What ensued has been somewhat impressive!
Social media has exploded with the story, mostly offering support and awe at raising such high profile awareness in such a short time.
I have been asked for quotes for various publications, and spoke with Eddie Nestor on BBC Radio London during the drive time show. During my preparation, I asked my followers on facebook and twitter what they thought about the story, and what they would like to see change in the allergy world.
The response was overwhelming, and caused somewhat of a storm on twitter in particular!
Interestingly, Amy’s parents have since started a petition to ban the selling and consumption of nuts on planes. It has raised a significant number of signatures, and is now on course to be discussed in parliament.
As an allergy parent and business owner, I am so impressed with this level of response, and I hope that it will assist with the ongoing education that is needed for people to better understand the seriousness of allergies.
What about other allergies?
However, we must not forget that there is another side to this story!
Whilst many have been positive in their support, there has also been an increasing number of people belittling those with ‘just’ a nut allergy. They are upset that it is always the nut allergy that is discussed, and appears to be the more ‘popular’ of the allergies. It seems as if it’s never the ‘other’ allergies that people suffer with, and sadly a small group have been attacking the good work of this petition.
Let’s be frank here, being an allergy parent is hard. Probably one of the hardest things you have to live with. Every day you have to push away your fear, feign positivity and pray for no reactions.
Ultimately, we are all fighting for the same thing, and that’s for our little ones (or big kids) to stay safe!
There are 2 sides to the story
Please don’t shoot me for saying this, but I actually agree with both sides.
Yes it’s wonderful that nut allergy has been given a massive platform of awareness. Amy and her story have certainly shaken things up a bit, and made many people understand how serious allergies can be.
But, as a parent of a child with 28 severe allergies, I can also see the other side of the story.
Banning nuts will definitely help, but what of the other top 14 allergens? Should they be banned too? Shouldn’t we be giving as much focus to them? After all, they can cause equal amounts of devastation to those that react severely to them.
It’s not just nuts that cause Callum an issue. And when I say issue, I mean full blown anaphylaxis (swelling, rash, vomiting, wheezing, difficulties breathing etc). He also is affected at this extreme level with all forms of dairy, strawberries, egg, citrus, tomato, tree nuts and more.

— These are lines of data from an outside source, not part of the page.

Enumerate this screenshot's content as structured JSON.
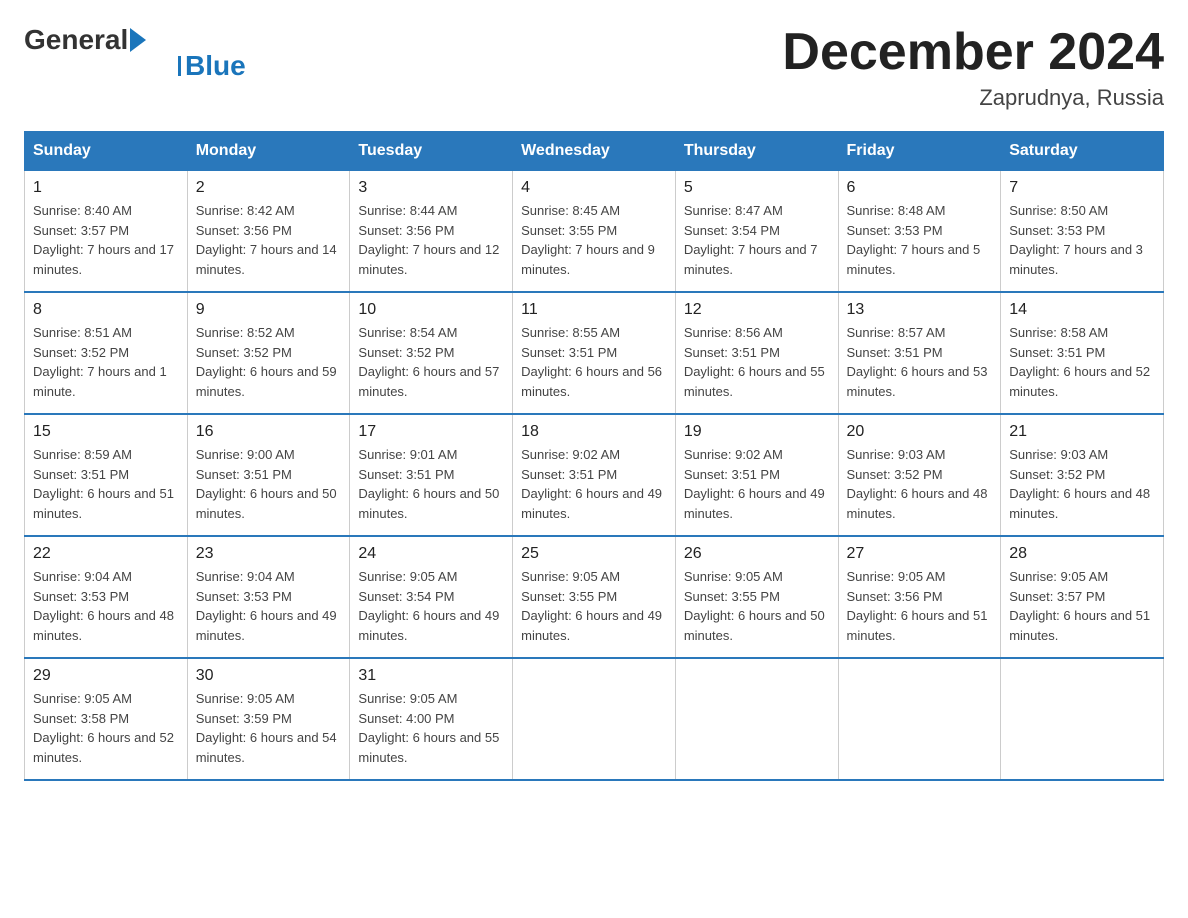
{
  "logo": {
    "general": "General",
    "blue": "Blue"
  },
  "header": {
    "title": "December 2024",
    "location": "Zaprudnya, Russia"
  },
  "days_of_week": [
    "Sunday",
    "Monday",
    "Tuesday",
    "Wednesday",
    "Thursday",
    "Friday",
    "Saturday"
  ],
  "weeks": [
    [
      {
        "day": "1",
        "sunrise": "8:40 AM",
        "sunset": "3:57 PM",
        "daylight": "7 hours and 17 minutes."
      },
      {
        "day": "2",
        "sunrise": "8:42 AM",
        "sunset": "3:56 PM",
        "daylight": "7 hours and 14 minutes."
      },
      {
        "day": "3",
        "sunrise": "8:44 AM",
        "sunset": "3:56 PM",
        "daylight": "7 hours and 12 minutes."
      },
      {
        "day": "4",
        "sunrise": "8:45 AM",
        "sunset": "3:55 PM",
        "daylight": "7 hours and 9 minutes."
      },
      {
        "day": "5",
        "sunrise": "8:47 AM",
        "sunset": "3:54 PM",
        "daylight": "7 hours and 7 minutes."
      },
      {
        "day": "6",
        "sunrise": "8:48 AM",
        "sunset": "3:53 PM",
        "daylight": "7 hours and 5 minutes."
      },
      {
        "day": "7",
        "sunrise": "8:50 AM",
        "sunset": "3:53 PM",
        "daylight": "7 hours and 3 minutes."
      }
    ],
    [
      {
        "day": "8",
        "sunrise": "8:51 AM",
        "sunset": "3:52 PM",
        "daylight": "7 hours and 1 minute."
      },
      {
        "day": "9",
        "sunrise": "8:52 AM",
        "sunset": "3:52 PM",
        "daylight": "6 hours and 59 minutes."
      },
      {
        "day": "10",
        "sunrise": "8:54 AM",
        "sunset": "3:52 PM",
        "daylight": "6 hours and 57 minutes."
      },
      {
        "day": "11",
        "sunrise": "8:55 AM",
        "sunset": "3:51 PM",
        "daylight": "6 hours and 56 minutes."
      },
      {
        "day": "12",
        "sunrise": "8:56 AM",
        "sunset": "3:51 PM",
        "daylight": "6 hours and 55 minutes."
      },
      {
        "day": "13",
        "sunrise": "8:57 AM",
        "sunset": "3:51 PM",
        "daylight": "6 hours and 53 minutes."
      },
      {
        "day": "14",
        "sunrise": "8:58 AM",
        "sunset": "3:51 PM",
        "daylight": "6 hours and 52 minutes."
      }
    ],
    [
      {
        "day": "15",
        "sunrise": "8:59 AM",
        "sunset": "3:51 PM",
        "daylight": "6 hours and 51 minutes."
      },
      {
        "day": "16",
        "sunrise": "9:00 AM",
        "sunset": "3:51 PM",
        "daylight": "6 hours and 50 minutes."
      },
      {
        "day": "17",
        "sunrise": "9:01 AM",
        "sunset": "3:51 PM",
        "daylight": "6 hours and 50 minutes."
      },
      {
        "day": "18",
        "sunrise": "9:02 AM",
        "sunset": "3:51 PM",
        "daylight": "6 hours and 49 minutes."
      },
      {
        "day": "19",
        "sunrise": "9:02 AM",
        "sunset": "3:51 PM",
        "daylight": "6 hours and 49 minutes."
      },
      {
        "day": "20",
        "sunrise": "9:03 AM",
        "sunset": "3:52 PM",
        "daylight": "6 hours and 48 minutes."
      },
      {
        "day": "21",
        "sunrise": "9:03 AM",
        "sunset": "3:52 PM",
        "daylight": "6 hours and 48 minutes."
      }
    ],
    [
      {
        "day": "22",
        "sunrise": "9:04 AM",
        "sunset": "3:53 PM",
        "daylight": "6 hours and 48 minutes."
      },
      {
        "day": "23",
        "sunrise": "9:04 AM",
        "sunset": "3:53 PM",
        "daylight": "6 hours and 49 minutes."
      },
      {
        "day": "24",
        "sunrise": "9:05 AM",
        "sunset": "3:54 PM",
        "daylight": "6 hours and 49 minutes."
      },
      {
        "day": "25",
        "sunrise": "9:05 AM",
        "sunset": "3:55 PM",
        "daylight": "6 hours and 49 minutes."
      },
      {
        "day": "26",
        "sunrise": "9:05 AM",
        "sunset": "3:55 PM",
        "daylight": "6 hours and 50 minutes."
      },
      {
        "day": "27",
        "sunrise": "9:05 AM",
        "sunset": "3:56 PM",
        "daylight": "6 hours and 51 minutes."
      },
      {
        "day": "28",
        "sunrise": "9:05 AM",
        "sunset": "3:57 PM",
        "daylight": "6 hours and 51 minutes."
      }
    ],
    [
      {
        "day": "29",
        "sunrise": "9:05 AM",
        "sunset": "3:58 PM",
        "daylight": "6 hours and 52 minutes."
      },
      {
        "day": "30",
        "sunrise": "9:05 AM",
        "sunset": "3:59 PM",
        "daylight": "6 hours and 54 minutes."
      },
      {
        "day": "31",
        "sunrise": "9:05 AM",
        "sunset": "4:00 PM",
        "daylight": "6 hours and 55 minutes."
      },
      null,
      null,
      null,
      null
    ]
  ]
}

One reader told me that their school recently went nut free for her son, and resulted in a parent sending a letter to the head teacher complaining that it ‘was an infringement of her human rights to not be able to send her child to school with a peanut butter sandwich for lunch’.
Shocking isn’t it! Or is it?

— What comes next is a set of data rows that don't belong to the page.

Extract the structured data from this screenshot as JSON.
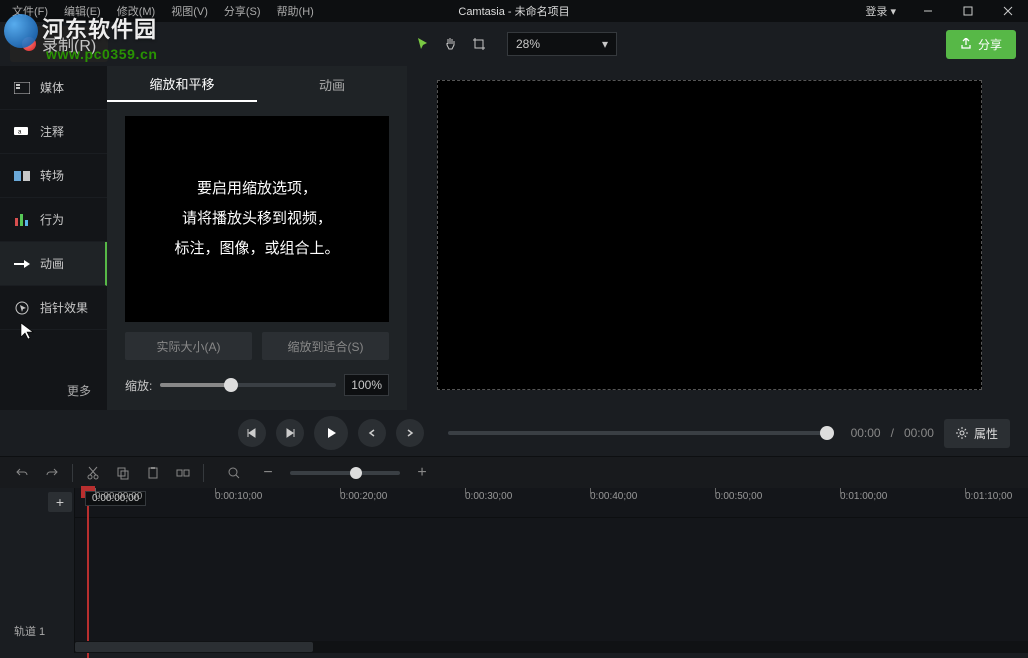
{
  "menu": {
    "file": "文件(F)",
    "edit": "编辑(E)",
    "modify": "修改(M)",
    "view": "视图(V)",
    "share": "分享(S)",
    "help": "帮助(H)"
  },
  "window_title": "Camtasia - 未命名项目",
  "login": "登录 ▾",
  "record": "录制(R)",
  "canvas_zoom": "28%",
  "share_button": "分享",
  "sidebar": {
    "items": [
      "媒体",
      "注释",
      "转场",
      "行为",
      "动画",
      "指针效果"
    ],
    "more": "更多"
  },
  "panel": {
    "tabs": [
      "缩放和平移",
      "动画"
    ],
    "hint": {
      "l1": "要启用缩放选项，",
      "l2": "请将播放头移到视频，",
      "l3": "标注，图像，或组合上。"
    },
    "actual_size": "实际大小(A)",
    "fit": "缩放到适合(S)",
    "zoom_label": "缩放:",
    "zoom_value": "100%"
  },
  "playback": {
    "current": "00:00",
    "sep": "/",
    "total": "00:00"
  },
  "properties": "属性",
  "timeline": {
    "playhead_time": "0:00:00;00",
    "track_name": "轨道 1",
    "ticks": [
      "0:00:00;00",
      "0:00:10;00",
      "0:00:20;00",
      "0:00:30;00",
      "0:00:40;00",
      "0:00:50;00",
      "0:01:00;00",
      "0:01:10;00"
    ]
  },
  "watermark": {
    "brand": "河东软件园",
    "url": "www.pc0359.cn"
  }
}
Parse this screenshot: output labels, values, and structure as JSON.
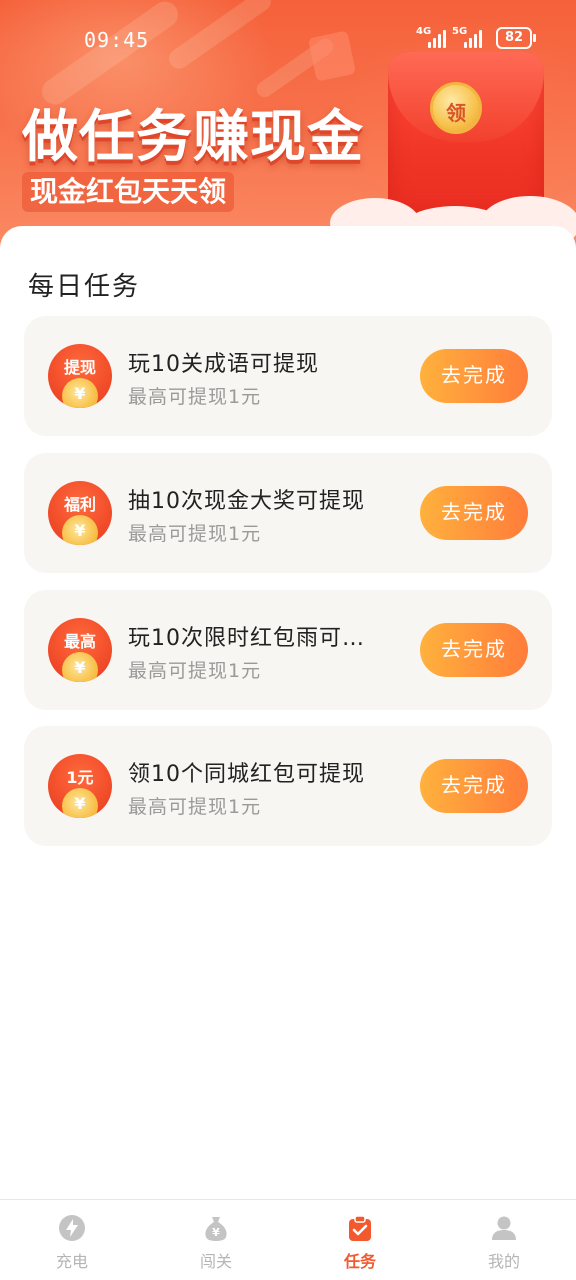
{
  "status_bar": {
    "time": "09:45",
    "network1": "4G",
    "network2": "5G",
    "battery": "82"
  },
  "banner": {
    "title": "做任务赚现金",
    "subtitle": "现金红包天天领",
    "envelope_coin": "领"
  },
  "section_title": "每日任务",
  "tasks": [
    {
      "badge": "提现",
      "title": "玩10关成语可提现",
      "subtitle": "最高可提现1元",
      "button": "去完成"
    },
    {
      "badge": "福利",
      "title": "抽10次现金大奖可提现",
      "subtitle": "最高可提现1元",
      "button": "去完成"
    },
    {
      "badge": "最高",
      "title": "玩10次限时红包雨可…",
      "subtitle": "最高可提现1元",
      "button": "去完成"
    },
    {
      "badge": "1元",
      "title": "领10个同城红包可提现",
      "subtitle": "最高可提现1元",
      "button": "去完成"
    }
  ],
  "coin_symbol": "¥",
  "tabs": [
    {
      "label": "充电",
      "icon": "lightning-icon",
      "active": false
    },
    {
      "label": "闯关",
      "icon": "money-bag-icon",
      "active": false
    },
    {
      "label": "任务",
      "icon": "clipboard-check-icon",
      "active": true
    },
    {
      "label": "我的",
      "icon": "user-icon",
      "active": false
    }
  ],
  "colors": {
    "accent": "#f2592e",
    "button_start": "#ffb13d",
    "button_end": "#ff7c3a",
    "inactive_tab": "#b5b5b5"
  }
}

Are we so ensconced in the allergy world and the associated problems that we don’t take into consideration what other people think about the restrictions we’re calling for?
If I were to take Callum on a bus, or the tube, he would be subjected to every single one of his allergens, which could result in a catastrophic allergic reaction.
Would it be feasible to ban all allergens because of this? No, of course not.
So what makes planes so different?
The issue lies in the recycled air. The allergens become enhanced and more concentrated, and for those with an airborne allergy to nuts it becomes lethal.
In this instance, it makes complete sense to ban nuts on a plane, and something I will advocate, but please, remember there are other allergies with equally serious reactions.
All allergies cause issues for those affected, and just because one allergen is serious for one person, they may have an equally serious but different allergy.
Everyone’s views should be respected, and we should all be supporting each other.
You can follow Nathalie at The Intolerant Gourmand here.
You can contribute to the Amy May Trust here. (Amy May gets no support from her medical insurance because her nut allergy was a lifelong condition, and got no compensation from the restuaranta which did not hold public liability insurance.)